#### [BRIEF]
What lines in the records below mention "screenshot"? List them all.

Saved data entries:
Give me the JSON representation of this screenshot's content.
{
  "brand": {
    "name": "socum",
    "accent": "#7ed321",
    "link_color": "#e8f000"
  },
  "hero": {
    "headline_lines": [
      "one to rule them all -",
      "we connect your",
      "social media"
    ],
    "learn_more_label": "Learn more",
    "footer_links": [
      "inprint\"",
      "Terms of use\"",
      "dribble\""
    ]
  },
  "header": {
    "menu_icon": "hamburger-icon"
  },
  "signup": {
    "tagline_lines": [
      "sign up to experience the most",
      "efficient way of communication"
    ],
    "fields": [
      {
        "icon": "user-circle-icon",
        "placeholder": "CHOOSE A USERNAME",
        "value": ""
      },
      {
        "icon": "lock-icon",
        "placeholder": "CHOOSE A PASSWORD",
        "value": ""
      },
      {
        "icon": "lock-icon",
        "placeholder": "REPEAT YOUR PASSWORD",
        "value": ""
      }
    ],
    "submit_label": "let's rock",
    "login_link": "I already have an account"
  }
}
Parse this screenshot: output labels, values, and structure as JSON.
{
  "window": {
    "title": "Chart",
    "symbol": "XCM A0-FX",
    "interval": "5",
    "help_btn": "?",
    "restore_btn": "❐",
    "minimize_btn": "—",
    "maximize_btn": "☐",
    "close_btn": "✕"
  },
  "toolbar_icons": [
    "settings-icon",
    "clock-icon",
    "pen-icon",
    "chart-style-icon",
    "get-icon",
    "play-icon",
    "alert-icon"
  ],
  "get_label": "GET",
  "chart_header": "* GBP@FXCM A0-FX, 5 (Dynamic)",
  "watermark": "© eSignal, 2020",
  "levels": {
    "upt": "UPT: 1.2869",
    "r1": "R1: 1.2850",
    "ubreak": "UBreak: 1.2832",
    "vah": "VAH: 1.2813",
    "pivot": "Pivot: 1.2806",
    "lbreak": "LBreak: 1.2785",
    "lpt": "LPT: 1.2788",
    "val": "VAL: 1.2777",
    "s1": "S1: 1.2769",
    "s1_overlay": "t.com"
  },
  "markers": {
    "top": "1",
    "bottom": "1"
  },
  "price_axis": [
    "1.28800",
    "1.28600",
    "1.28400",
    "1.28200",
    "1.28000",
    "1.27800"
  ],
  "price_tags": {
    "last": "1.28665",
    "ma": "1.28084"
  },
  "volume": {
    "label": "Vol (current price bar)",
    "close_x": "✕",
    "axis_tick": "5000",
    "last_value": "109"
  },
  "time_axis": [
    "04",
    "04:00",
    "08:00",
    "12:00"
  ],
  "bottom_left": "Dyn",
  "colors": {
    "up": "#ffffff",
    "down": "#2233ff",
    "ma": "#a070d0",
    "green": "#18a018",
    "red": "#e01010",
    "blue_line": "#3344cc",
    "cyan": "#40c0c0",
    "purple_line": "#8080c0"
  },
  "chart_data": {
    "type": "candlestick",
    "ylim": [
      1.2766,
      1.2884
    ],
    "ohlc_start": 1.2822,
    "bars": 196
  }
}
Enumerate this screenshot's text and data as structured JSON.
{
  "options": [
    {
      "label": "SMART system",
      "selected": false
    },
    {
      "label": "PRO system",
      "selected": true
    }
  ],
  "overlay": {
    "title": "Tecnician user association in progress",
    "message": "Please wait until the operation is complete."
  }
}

#### [RESULT OF THE EXERCISE]
Give me the JSON representation of this screenshot's content.
Parse this screenshot: output labels, values, and structure as JSON.
Enumerate this screenshot's text and data as structured JSON.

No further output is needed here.